Exercise goal —
Your answer should hold all lines of the entries that include the word "back".

(Items from a data source)
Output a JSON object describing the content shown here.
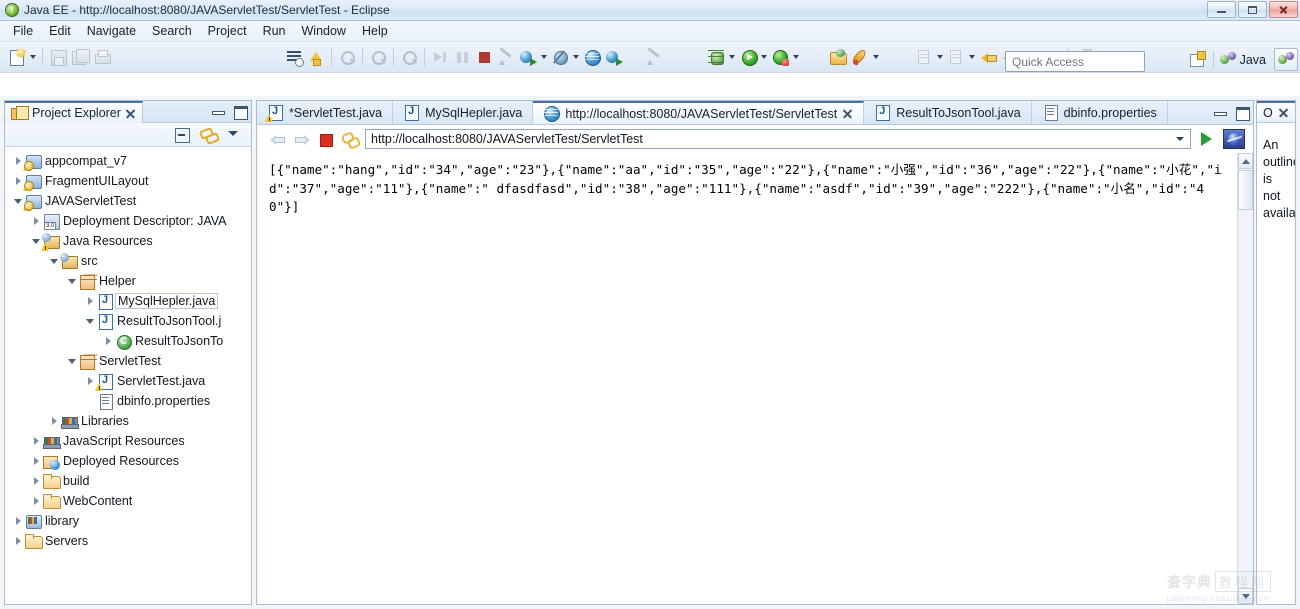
{
  "window": {
    "title": "Java EE - http://localhost:8080/JAVAServletTest/ServletTest - Eclipse",
    "app_icon": "eclipse-icon",
    "minimize_label": "",
    "maximize_label": "",
    "close_label": ""
  },
  "menu": {
    "items": [
      "File",
      "Edit",
      "Navigate",
      "Search",
      "Project",
      "Run",
      "Window",
      "Help"
    ]
  },
  "toolbar": {
    "groups": [
      {
        "buttons": [
          {
            "icon": "new-document-icon",
            "dropdown": true,
            "enabled": true
          },
          {
            "icon": "save-icon",
            "dropdown": false,
            "enabled": false
          },
          {
            "icon": "save-all-icon",
            "dropdown": false,
            "enabled": false
          },
          {
            "icon": "print-icon",
            "dropdown": false,
            "enabled": false
          }
        ]
      },
      {
        "buttons": [
          {
            "icon": "toggle-markoccurrences-icon",
            "dropdown": false,
            "enabled": true
          },
          {
            "icon": "build-all-icon",
            "dropdown": false,
            "enabled": true
          },
          {
            "icon": "search-icon",
            "dropdown": false,
            "enabled": false
          },
          {
            "icon": "last-edit-icon",
            "dropdown": false,
            "enabled": false
          },
          {
            "icon": "next-annotation-icon",
            "dropdown": false,
            "enabled": false
          },
          {
            "icon": "resume-icon",
            "dropdown": false,
            "enabled": false
          },
          {
            "icon": "suspend-icon",
            "dropdown": false,
            "enabled": false
          },
          {
            "icon": "terminate-icon",
            "dropdown": false,
            "enabled": false
          },
          {
            "icon": "disconnect-icon",
            "dropdown": false,
            "enabled": false
          },
          {
            "icon": "open-web-browser-icon",
            "dropdown": true,
            "enabled": true
          },
          {
            "icon": "new-server-icon",
            "dropdown": true,
            "enabled": true
          },
          {
            "icon": "globe-icon",
            "dropdown": false,
            "enabled": true
          },
          {
            "icon": "run-on-server-icon",
            "dropdown": false,
            "enabled": true
          }
        ]
      },
      {
        "buttons": [
          {
            "icon": "pencil-icon",
            "dropdown": false,
            "enabled": false
          },
          {
            "icon": "debug-icon",
            "dropdown": true,
            "enabled": true
          },
          {
            "icon": "run-icon",
            "dropdown": true,
            "enabled": true
          },
          {
            "icon": "run-external-tools-icon",
            "dropdown": true,
            "enabled": true
          },
          {
            "icon": "open-type-icon",
            "dropdown": false,
            "enabled": true
          },
          {
            "icon": "new-java-package-icon",
            "dropdown": true,
            "enabled": true
          },
          {
            "icon": "next-edit-icon",
            "dropdown": true,
            "enabled": false
          },
          {
            "icon": "previous-edit-icon",
            "dropdown": true,
            "enabled": false
          },
          {
            "icon": "back-icon",
            "dropdown": false,
            "enabled": true
          },
          {
            "icon": "back-history-icon",
            "dropdown": true,
            "enabled": true
          },
          {
            "icon": "forward-icon",
            "dropdown": true,
            "enabled": false
          },
          {
            "icon": "new-window-icon",
            "dropdown": false,
            "enabled": true
          }
        ]
      }
    ],
    "quick_access": {
      "placeholder": "Quick Access",
      "value": ""
    },
    "perspective": {
      "open_perspective_icon": "open-perspective-icon",
      "current_label": "Java",
      "current_icon": "java-perspective-icon",
      "active_icon": "javaee-perspective-icon"
    }
  },
  "project_explorer": {
    "tab_label": "Project Explorer",
    "tab_icon": "project-explorer-icon",
    "close_icon": "close-icon",
    "minimize_icon": "minimize-icon",
    "maximize_icon": "maximize-icon",
    "toolbar": [
      {
        "icon": "collapse-all-icon"
      },
      {
        "icon": "link-with-editor-icon"
      },
      {
        "icon": "view-menu-icon"
      }
    ],
    "tree": [
      {
        "label": "appcompat_v7",
        "indent": 0,
        "twisty": "collapsed",
        "icon": "java-project-icon",
        "warning": true,
        "selected": false
      },
      {
        "label": "FragmentUILayout",
        "indent": 0,
        "twisty": "collapsed",
        "icon": "java-project-icon",
        "warning": true,
        "selected": false
      },
      {
        "label": "JAVAServletTest",
        "indent": 0,
        "twisty": "expanded",
        "icon": "web-project-icon",
        "warning": true,
        "selected": false
      },
      {
        "label": "Deployment Descriptor: JAVA",
        "indent": 1,
        "twisty": "collapsed",
        "icon": "deployment-descriptor-icon",
        "warning": false,
        "selected": false
      },
      {
        "label": "Java Resources",
        "indent": 1,
        "twisty": "expanded",
        "icon": "java-resources-icon",
        "warning": true,
        "selected": false
      },
      {
        "label": "src",
        "indent": 2,
        "twisty": "expanded",
        "icon": "source-folder-icon",
        "warning": false,
        "selected": false
      },
      {
        "label": "Helper",
        "indent": 3,
        "twisty": "expanded",
        "icon": "package-icon",
        "warning": false,
        "selected": false
      },
      {
        "label": "MySqlHepler.java",
        "indent": 4,
        "twisty": "collapsed",
        "icon": "java-file-icon",
        "warning": false,
        "selected": true
      },
      {
        "label": "ResultToJsonTool.j",
        "indent": 4,
        "twisty": "expanded",
        "icon": "java-file-icon",
        "warning": false,
        "selected": false
      },
      {
        "label": "ResultToJsonTo",
        "indent": 5,
        "twisty": "collapsed",
        "icon": "java-class-icon",
        "warning": false,
        "selected": false
      },
      {
        "label": "ServletTest",
        "indent": 3,
        "twisty": "expanded",
        "icon": "package-icon",
        "warning": false,
        "selected": false
      },
      {
        "label": "ServletTest.java",
        "indent": 4,
        "twisty": "collapsed",
        "icon": "java-file-warning-icon",
        "warning": true,
        "selected": false
      },
      {
        "label": "dbinfo.properties",
        "indent": 4,
        "twisty": "none",
        "icon": "properties-file-icon",
        "warning": false,
        "selected": false
      },
      {
        "label": "Libraries",
        "indent": 2,
        "twisty": "collapsed",
        "icon": "libraries-icon",
        "warning": false,
        "selected": false
      },
      {
        "label": "JavaScript Resources",
        "indent": 1,
        "twisty": "collapsed",
        "icon": "libraries-icon",
        "warning": false,
        "selected": false
      },
      {
        "label": "Deployed Resources",
        "indent": 1,
        "twisty": "collapsed",
        "icon": "deployed-resources-icon",
        "warning": false,
        "selected": false
      },
      {
        "label": "build",
        "indent": 1,
        "twisty": "collapsed",
        "icon": "folder-icon",
        "warning": false,
        "selected": false
      },
      {
        "label": "WebContent",
        "indent": 1,
        "twisty": "collapsed",
        "icon": "folder-icon",
        "warning": false,
        "selected": false
      },
      {
        "label": "library",
        "indent": 0,
        "twisty": "collapsed",
        "icon": "library-project-icon",
        "warning": false,
        "selected": false
      },
      {
        "label": "Servers",
        "indent": 0,
        "twisty": "collapsed",
        "icon": "folder-icon",
        "warning": false,
        "selected": false
      }
    ]
  },
  "editor": {
    "tabs": [
      {
        "label": "*ServletTest.java",
        "icon": "java-file-warning-icon",
        "active": false,
        "closeable": false
      },
      {
        "label": "MySqlHepler.java",
        "icon": "java-file-icon",
        "active": false,
        "closeable": false
      },
      {
        "label": "http://localhost:8080/JAVAServletTest/ServletTest",
        "icon": "web-browser-icon",
        "active": true,
        "closeable": true
      },
      {
        "label": "ResultToJsonTool.java",
        "icon": "java-file-icon",
        "active": false,
        "closeable": false
      },
      {
        "label": "dbinfo.properties",
        "icon": "properties-file-icon",
        "active": false,
        "closeable": false
      }
    ],
    "minimize_icon": "minimize-icon",
    "maximize_icon": "maximize-icon",
    "browser": {
      "back_icon": "nav-back-icon",
      "forward_icon": "nav-forward-icon",
      "stop_icon": "stop-icon",
      "refresh_icon": "refresh-icon",
      "url": "http://localhost:8080/JAVAServletTest/ServletTest",
      "url_placeholder": "",
      "dropdown_icon": "chevron-down-icon",
      "go_icon": "go-icon",
      "open-external-icon": "open-external-browser-icon",
      "content": "[{\"name\":\"hang\",\"id\":\"34\",\"age\":\"23\"},{\"name\":\"aa\",\"id\":\"35\",\"age\":\"22\"},{\"name\":\"小强\",\"id\":\"36\",\"age\":\"22\"},{\"name\":\"小花\",\"id\":\"37\",\"age\":\"11\"},{\"name\":\" dfasdfasd\",\"id\":\"38\",\"age\":\"111\"},{\"name\":\"asdf\",\"id\":\"39\",\"age\":\"222\"},{\"name\":\"小名\",\"id\":\"40\"}]"
    }
  },
  "outline": {
    "tab_label": "O",
    "close_icon": "close-icon",
    "message": "An outline is not available."
  },
  "watermark": {
    "line1_a": "查字典",
    "line1_b": "教程网",
    "line2": "jiaocheng.chazidian.com"
  },
  "colors": {
    "accent": "#4b6e9b",
    "titlebar": "#dce9f7",
    "toolbar": "#e3ecf7",
    "selection_border": "#b8c6d6",
    "stop_red": "#dc2f20",
    "go_green": "#2e9b3a"
  }
}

Written solution —
            "icon": "back-icon",
            "icon": "back-history-icon",
      "back_icon": "nav-back-icon",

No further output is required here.